“Be the person you want your kids to become.”
Last night I was listening to a training in which the speaker shared her personal journey which included the “aha” moment for her in which she realized that she feared her kids would ‘turn out like her.’ It got me thinking and asking myself if I have that fear. Those words up there popped into my head.
I began to think- how DO I want my daughters to turn out? I want them to be joyful, I want them to be brave, I want them to try new things and not be afraid of failure, I want them to know the truth and stand up for the truth, I want them to care about others and to have deep relationships and to be kind and generous. I want them to rest in their significance that comes from being made by God and for God and to not struggle with performance. I want them to be free from the love of applause and instead to just love people. I want them to be honest and strong and gentle and to exercise those things in wisdom. I want them to laugh, laugh at themselves, laugh at circumstances, and all the funny and silly moments that life provides. Yet I also want them to be serious and to understand the treasure that life is, the hope that we have, and to alleviate suffering where they can.
These things I want for my girls pretty much paint the picture of a perfect person. I realize that. Really, when I stop and think about it, they paint the picture of Jesus.
These girls are, God willing, going to be in my house and around me for the next 16-18 years. I will spend more time with them most likely, than anyone else in their lives. While of course God works in numerous ways and does as He pleases, from a practical stand point, the person those girls are most likely going to turn out to be the most like, is me. And I am far from Jesus.
Yet as I was considering all these things I thought of those words of the apostle Paul who had the audacity to say “in all these things imitate me as I imitate Christ.” And he must have really meant it because he actually said it more than once (1 Cor 4:16 and 1 Cor 11:1). Paul was a lot of things but two things he wasn’t:
Paul was human just like me. He had weaknesses and fears and moments of wishing he were dead and in heaven rather than dealing with the hardships of life any longer.
He was a guy who readily admitted he wasn’t a great orator, that he was the least of the apostles, that he was still incomplete. Yet he could say ‘imitate me.’ He could say that because he knew that despite his sin and despite his weaknesses, the pattern of his life was to imitate Jesus.
It occurred to me that these thoughts could be really heavy. I could take on a burden too heavy for me to bear. My kids are their own people. They will make their own decisions, they will have their own opinions; no amount of perfect living will MAKE them be like me OR like Jesus. If there’s any doubt about that all I need to do is look at the very Gospel story in which people DID have direct access to Jesus himself and His influence and teaching.
He was rejected among men.

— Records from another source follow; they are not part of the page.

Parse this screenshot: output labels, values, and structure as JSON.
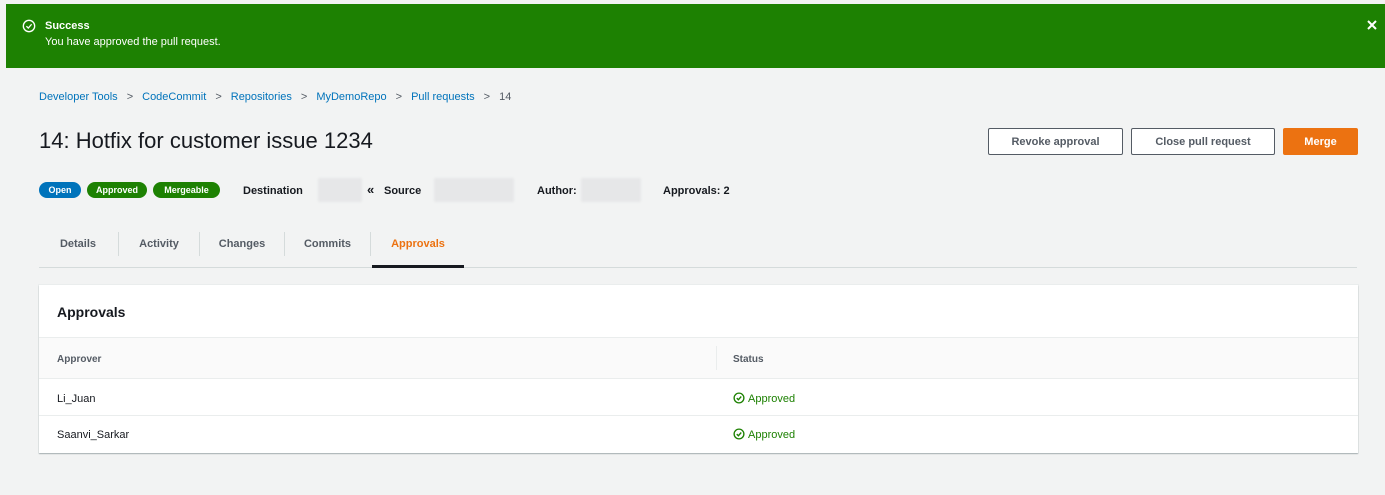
{
  "flash": {
    "title": "Success",
    "message": "You have approved the pull request.",
    "icon": "check-circle-icon",
    "close_icon": "close-icon",
    "color": "#1d8102"
  },
  "breadcrumb": {
    "items": [
      "Developer Tools",
      "CodeCommit",
      "Repositories",
      "MyDemoRepo",
      "Pull requests",
      "14"
    ]
  },
  "page": {
    "title": "14: Hotfix for customer issue 1234"
  },
  "actions": {
    "revoke_label": "Revoke approval",
    "close_label": "Close pull request",
    "merge_label": "Merge",
    "merge_color": "#ec7211"
  },
  "meta": {
    "badges": [
      "Open",
      "Approved",
      "Mergeable"
    ],
    "destination_label": "Destination",
    "source_label": "Source",
    "author_label": "Author:",
    "approvals_label": "Approvals: 2"
  },
  "tabs": [
    {
      "label": "Details"
    },
    {
      "label": "Activity"
    },
    {
      "label": "Changes"
    },
    {
      "label": "Commits"
    },
    {
      "label": "Approvals"
    }
  ],
  "approvals": {
    "title": "Approvals",
    "columns": [
      "Approver",
      "Status"
    ],
    "rows": [
      {
        "approver": "Li_Juan",
        "status": "Approved"
      },
      {
        "approver": "Saanvi_Sarkar",
        "status": "Approved"
      }
    ]
  }
}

He was crucified. His own followers ran away from Him and often misunderstood Him. So I don’t say all this to put an undue burden on myself or any other parent to live perfectly lest their children turn out with fears or failures.
When I thought of these things it was encouraging. It encourages me to face my weaknesses and give them to God. It encourages me to go to Him for wisdom and courage. It encourages me to think about the things I’ve held back from for fear of failure. It encourages me to think about the ways in which I put myself first over others when I don’t need to. It encourages me to think about the way I treat my body and how I want my girls to treat their bodies. It encourages me to humble myself before God because I CAN’T be perfect. But I can keep in an onward direction of imitating Christ, through the strength of God.

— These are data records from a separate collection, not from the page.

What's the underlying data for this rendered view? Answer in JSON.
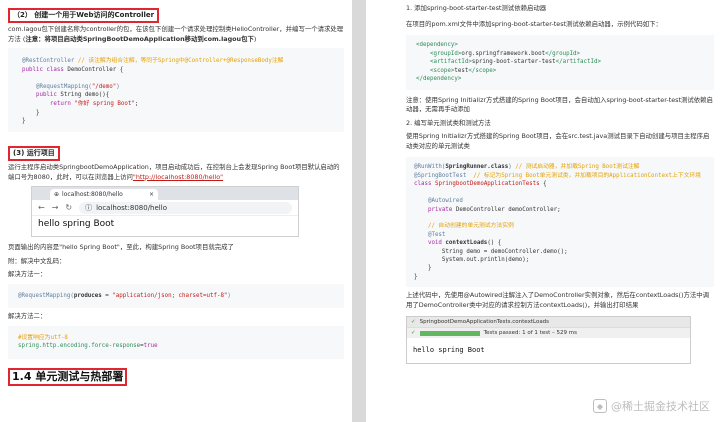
{
  "left": {
    "step2_title": "（2） 创建一个用于Web访问的Controller",
    "step2_desc": "com.lagou包下创建名称为controller的包，在该包下创建一个请求处理控制类HelloController，并编写一个请求处理方法 (",
    "step2_note": "注意：将项目启动类SpringBootDemoApplication移动到com.lagou包下",
    "step2_desc_end": ")",
    "code1": [
      {
        "parts": [
          {
            "c": "ann",
            "t": "@RestController "
          },
          {
            "c": "cm",
            "t": "// 该注解为组合注解，等同于Spring中@Controller+@ResponseBody注解"
          }
        ]
      },
      {
        "parts": [
          {
            "c": "kw",
            "t": "public class "
          },
          {
            "c": "",
            "t": "DemoController {"
          }
        ]
      },
      {
        "parts": [
          {
            "c": "",
            "t": ""
          }
        ]
      },
      {
        "parts": [
          {
            "c": "ann",
            "t": "    @RequestMapping("
          },
          {
            "c": "str",
            "t": "\"/demo\""
          },
          {
            "c": "ann",
            "t": ")"
          }
        ]
      },
      {
        "parts": [
          {
            "c": "kw",
            "t": "    public "
          },
          {
            "c": "",
            "t": "String demo(){"
          }
        ]
      },
      {
        "parts": [
          {
            "c": "kw",
            "t": "        return "
          },
          {
            "c": "str",
            "t": "\"你好 spring Boot\""
          },
          {
            "c": "",
            "t": ";"
          }
        ]
      },
      {
        "parts": [
          {
            "c": "",
            "t": "    }"
          }
        ]
      },
      {
        "parts": [
          {
            "c": "",
            "t": "}"
          }
        ]
      }
    ],
    "step3_title": "(3) 运行项目",
    "step3_desc": "运行主程序启动类SpringbootDemoApplication，项目启动成功后，在控制台上会发现Spring Boot项目默认启动的端口号为8080，此时，可以在浏览器上访问",
    "step3_link": "\"http://localhost:8080/hello\"",
    "browser": {
      "tab_title": "localhost:8080/hello",
      "url": "localhost:8080/hello",
      "content": "hello spring Boot"
    },
    "result_text": "页面输出的内容是\"hello Spring Boot\"，至此，构建Spring Boot项目就完成了",
    "appendix": "附：解决中文乱码：",
    "method1": "解决方法一：",
    "code2": [
      {
        "parts": [
          {
            "c": "ann",
            "t": "@RequestMapping("
          },
          {
            "c": "b",
            "t": "produces"
          },
          {
            "c": "",
            "t": " = "
          },
          {
            "c": "str",
            "t": "\"application/json; charset=utf-8\""
          },
          {
            "c": "ann",
            "t": ")"
          }
        ]
      }
    ],
    "method2": "解决方法二：",
    "code3": [
      {
        "parts": [
          {
            "c": "cm",
            "t": "#设置响应为utf-8"
          }
        ]
      },
      {
        "parts": [
          {
            "c": "grn",
            "t": "spring.http.encoding.force-response"
          },
          {
            "c": "",
            "t": "="
          },
          {
            "c": "kw",
            "t": "true"
          }
        ]
      }
    ],
    "section_title": "1.4 单元测试与热部署"
  },
  "right": {
    "step1_title": "1. 添加spring-boot-starter-test测试依赖启动器",
    "step1_desc": "在项目的pom.xml文件中添加spring-boot-starter-test测试依赖启动器，示例代码如下：",
    "code4": [
      {
        "parts": [
          {
            "c": "grn",
            "t": "<dependency>"
          }
        ]
      },
      {
        "parts": [
          {
            "c": "grn",
            "t": "    <groupId>"
          },
          {
            "c": "",
            "t": "org.springframework.boot"
          },
          {
            "c": "grn",
            "t": "</groupId>"
          }
        ]
      },
      {
        "parts": [
          {
            "c": "grn",
            "t": "    <artifactId>"
          },
          {
            "c": "",
            "t": "spring-boot-starter-test"
          },
          {
            "c": "grn",
            "t": "</artifactId>"
          }
        ]
      },
      {
        "parts": [
          {
            "c": "grn",
            "t": "    <scope>"
          },
          {
            "c": "",
            "t": "test"
          },
          {
            "c": "grn",
            "t": "</scope>"
          }
        ]
      },
      {
        "parts": [
          {
            "c": "grn",
            "t": "</dependency>"
          }
        ]
      }
    ],
    "note": "注意：使用Spring Initializr方式搭建的Spring Boot项目，会自动加入spring-boot-starter-test测试依赖启动器，无需再手动添加",
    "step2_title": "2. 编写单元测试类和测试方法",
    "step2_desc": "使用Spring Initializr方式搭建的Spring Boot项目，会在src.test.java测试目录下自动创建与项目主程序启动类对应的单元测试类",
    "code5": [
      {
        "parts": [
          {
            "c": "ann",
            "t": "@RunWith("
          },
          {
            "c": "b",
            "t": "SpringRunner.class"
          },
          {
            "c": "ann",
            "t": ") "
          },
          {
            "c": "cm",
            "t": "// 测试启动器，并加载Spring Boot测试注解"
          }
        ]
      },
      {
        "parts": [
          {
            "c": "ann",
            "t": "@SpringBootTest  "
          },
          {
            "c": "cm",
            "t": "// 标记为Spring Boot单元测试类，并加载项目的ApplicationContext上下文环境"
          }
        ]
      },
      {
        "parts": [
          {
            "c": "kw",
            "t": "class "
          },
          {
            "c": "str",
            "t": "SpringbootDemoApplicationTests"
          },
          {
            "c": "",
            "t": " {"
          }
        ]
      },
      {
        "parts": [
          {
            "c": "",
            "t": ""
          }
        ]
      },
      {
        "parts": [
          {
            "c": "ann",
            "t": "    @Autowired"
          }
        ]
      },
      {
        "parts": [
          {
            "c": "kw",
            "t": "    private "
          },
          {
            "c": "",
            "t": "DemoController demoController;"
          }
        ]
      },
      {
        "parts": [
          {
            "c": "",
            "t": ""
          }
        ]
      },
      {
        "parts": [
          {
            "c": "cm",
            "t": "    // 自动创建的单元测试方法实例"
          }
        ]
      },
      {
        "parts": [
          {
            "c": "ann",
            "t": "    @Test"
          }
        ]
      },
      {
        "parts": [
          {
            "c": "kw",
            "t": "    void "
          },
          {
            "c": "b",
            "t": "contextLoads"
          },
          {
            "c": "",
            "t": "() {"
          }
        ]
      },
      {
        "parts": [
          {
            "c": "",
            "t": "        String demo = demoController.demo();"
          }
        ]
      },
      {
        "parts": [
          {
            "c": "",
            "t": "        System.out.println(demo);"
          }
        ]
      },
      {
        "parts": [
          {
            "c": "",
            "t": "    }"
          }
        ]
      },
      {
        "parts": [
          {
            "c": "",
            "t": "}"
          }
        ]
      }
    ],
    "desc3": "上述代码中，先使用@Autowired注解注入了DemoController实例对象，然后在contextLoads()方法中调用了DemoController类中对应的请求控制方法contextLoads()，并输出打印结果",
    "ide": {
      "tab_text": "SpringbootDemoApplicationTests.contextLoads",
      "status_text": "Tests passed: 1 of 1 test – 529 ms",
      "console": "hello spring Boot"
    }
  },
  "watermark": "@稀土掘金技术社区"
}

There’s been a meme going around the last couple days saying something to the affect of “we should be less concerned with whether or not our kids are academic stars and more concerned with whether or not they sit with the kid sitting by himself in the cafeteria.”
While I don’t know how many of us in the US are overly concerned about our kids being academic stars, I do think we are overly concerned about them being stars in general- of the football team, of the talent show, of some category we can find where they will be ‘successful.’ We look at our kids’ long fingers and say “she’s going to be a concert pianist!” We see them toddle around with a basketball and talk about their future in the NBA. We see them bang a pot and talk about how they’ll be a drummer- and we don’t picture them in the marching band, we picture them on a stage with a crowd of fans around them.
Will I model for my daughters a desire to be stars? Or will I model for my daughters a delight in service? Will my daughters believe, as I did for so long, that actions unnoticed don’t matter? Will my daughters be afraid, as I was for so long, to set big crazy goals because they might fail? Will they fear what others think about them? Will I model for them that we care about people deeply, but we care about the Lord’s opinion of us primarily?
Dear Lord, may I become the person I hope my kids will be. I can not be that in and of myself. These words come to mind:
“Your grace abounds in deepest waters
Your sovereign hand
Will be my guide
Where feet may fail and fear surrounds me
You’ve never failed and You won’t start now
Spirit lead me where my trust is without borders
Let me walk upon the waters
Wherever You would call me
Take me deeper than my feet could ever wander
And my faith will be made stronger
In the presence of my Savior”
(From Hillsong United, Oceans)